Page and application data records
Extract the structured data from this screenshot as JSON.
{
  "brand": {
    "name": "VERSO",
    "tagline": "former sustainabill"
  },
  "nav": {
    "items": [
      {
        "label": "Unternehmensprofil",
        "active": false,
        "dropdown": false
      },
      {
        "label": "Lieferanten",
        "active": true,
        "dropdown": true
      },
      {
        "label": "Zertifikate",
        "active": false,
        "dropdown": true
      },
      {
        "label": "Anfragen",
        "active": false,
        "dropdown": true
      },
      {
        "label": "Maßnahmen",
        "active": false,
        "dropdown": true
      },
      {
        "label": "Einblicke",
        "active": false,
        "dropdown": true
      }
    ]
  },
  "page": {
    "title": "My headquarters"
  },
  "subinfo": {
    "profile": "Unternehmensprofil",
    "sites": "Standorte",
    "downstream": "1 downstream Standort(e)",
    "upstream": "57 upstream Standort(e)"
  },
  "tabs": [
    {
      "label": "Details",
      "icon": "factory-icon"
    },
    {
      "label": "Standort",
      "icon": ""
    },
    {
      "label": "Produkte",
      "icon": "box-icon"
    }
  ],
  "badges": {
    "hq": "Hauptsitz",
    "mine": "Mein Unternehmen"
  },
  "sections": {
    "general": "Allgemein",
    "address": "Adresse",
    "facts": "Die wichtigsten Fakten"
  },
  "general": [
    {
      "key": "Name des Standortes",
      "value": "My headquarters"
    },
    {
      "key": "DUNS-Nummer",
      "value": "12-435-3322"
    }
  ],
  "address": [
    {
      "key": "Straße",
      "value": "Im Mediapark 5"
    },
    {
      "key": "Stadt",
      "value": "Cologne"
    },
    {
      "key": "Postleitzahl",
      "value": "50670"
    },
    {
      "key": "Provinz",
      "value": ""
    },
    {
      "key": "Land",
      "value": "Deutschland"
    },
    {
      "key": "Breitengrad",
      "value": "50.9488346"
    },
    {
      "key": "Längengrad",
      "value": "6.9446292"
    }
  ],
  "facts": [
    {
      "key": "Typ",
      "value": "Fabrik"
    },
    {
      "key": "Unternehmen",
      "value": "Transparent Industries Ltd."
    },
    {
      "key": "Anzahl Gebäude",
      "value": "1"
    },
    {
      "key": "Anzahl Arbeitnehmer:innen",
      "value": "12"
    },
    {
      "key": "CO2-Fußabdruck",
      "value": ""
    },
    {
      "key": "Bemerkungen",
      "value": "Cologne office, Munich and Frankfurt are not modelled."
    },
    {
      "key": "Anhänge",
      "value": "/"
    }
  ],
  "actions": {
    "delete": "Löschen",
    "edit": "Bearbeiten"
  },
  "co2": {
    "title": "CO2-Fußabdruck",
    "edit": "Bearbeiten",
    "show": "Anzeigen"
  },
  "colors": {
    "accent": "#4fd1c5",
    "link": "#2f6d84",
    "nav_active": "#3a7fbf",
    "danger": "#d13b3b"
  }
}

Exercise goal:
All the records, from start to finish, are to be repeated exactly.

Response area:
Extract the structured data from this screenshot as JSON.
{
  "brand": {
    "name": "VERSO",
    "tagline": "former sustainabill"
  },
  "nav": {
    "items": [
      {
        "label": "Unternehmensprofil",
        "active": false,
        "dropdown": false
      },
      {
        "label": "Lieferanten",
        "active": true,
        "dropdown": true
      },
      {
        "label": "Zertifikate",
        "active": false,
        "dropdown": true
      },
      {
        "label": "Anfragen",
        "active": false,
        "dropdown": true
      },
      {
        "label": "Maßnahmen",
        "active": false,
        "dropdown": true
      },
      {
        "label": "Einblicke",
        "active": false,
        "dropdown": true
      }
    ]
  },
  "page": {
    "title": "My headquarters"
  },
  "subinfo": {
    "profile": "Unternehmensprofil",
    "sites": "Standorte",
    "downstream": "1 downstream Standort(e)",
    "upstream": "57 upstream Standort(e)"
  },
  "tabs": [
    {
      "label": "Details",
      "icon": "factory-icon"
    },
    {
      "label": "Standort",
      "icon": ""
    },
    {
      "label": "Produkte",
      "icon": "box-icon"
    }
  ],
  "badges": {
    "hq": "Hauptsitz",
    "mine": "Mein Unternehmen"
  },
  "sections": {
    "general": "Allgemein",
    "address": "Adresse",
    "facts": "Die wichtigsten Fakten"
  },
  "general": [
    {
      "key": "Name des Standortes",
      "value": "My headquarters"
    },
    {
      "key": "DUNS-Nummer",
      "value": "12-435-3322"
    }
  ],
  "address": [
    {
      "key": "Straße",
      "value": "Im Mediapark 5"
    },
    {
      "key": "Stadt",
      "value": "Cologne"
    },
    {
      "key": "Postleitzahl",
      "value": "50670"
    },
    {
      "key": "Provinz",
      "value": ""
    },
    {
      "key": "Land",
      "value": "Deutschland"
    },
    {
      "key": "Breitengrad",
      "value": "50.9488346"
    },
    {
      "key": "Längengrad",
      "value": "6.9446292"
    }
  ],
  "facts": [
    {
      "key": "Typ",
      "value": "Fabrik"
    },
    {
      "key": "Unternehmen",
      "value": "Transparent Industries Ltd."
    },
    {
      "key": "Anzahl Gebäude",
      "value": "1"
    },
    {
      "key": "Anzahl Arbeitnehmer:innen",
      "value": "12"
    },
    {
      "key": "CO2-Fußabdruck",
      "value": ""
    },
    {
      "key": "Bemerkungen",
      "value": "Cologne office, Munich and Frankfurt are not modelled."
    },
    {
      "key": "Anhänge",
      "value": "/"
    }
  ],
  "actions": {
    "delete": "Löschen",
    "edit": "Bearbeiten"
  },
  "co2": {
    "title": "CO2-Fußabdruck",
    "edit": "Bearbeiten",
    "show": "Anzeigen"
  },
  "colors": {
    "accent": "#4fd1c5",
    "link": "#2f6d84",
    "nav_active": "#3a7fbf",
    "danger": "#d13b3b"
  }
}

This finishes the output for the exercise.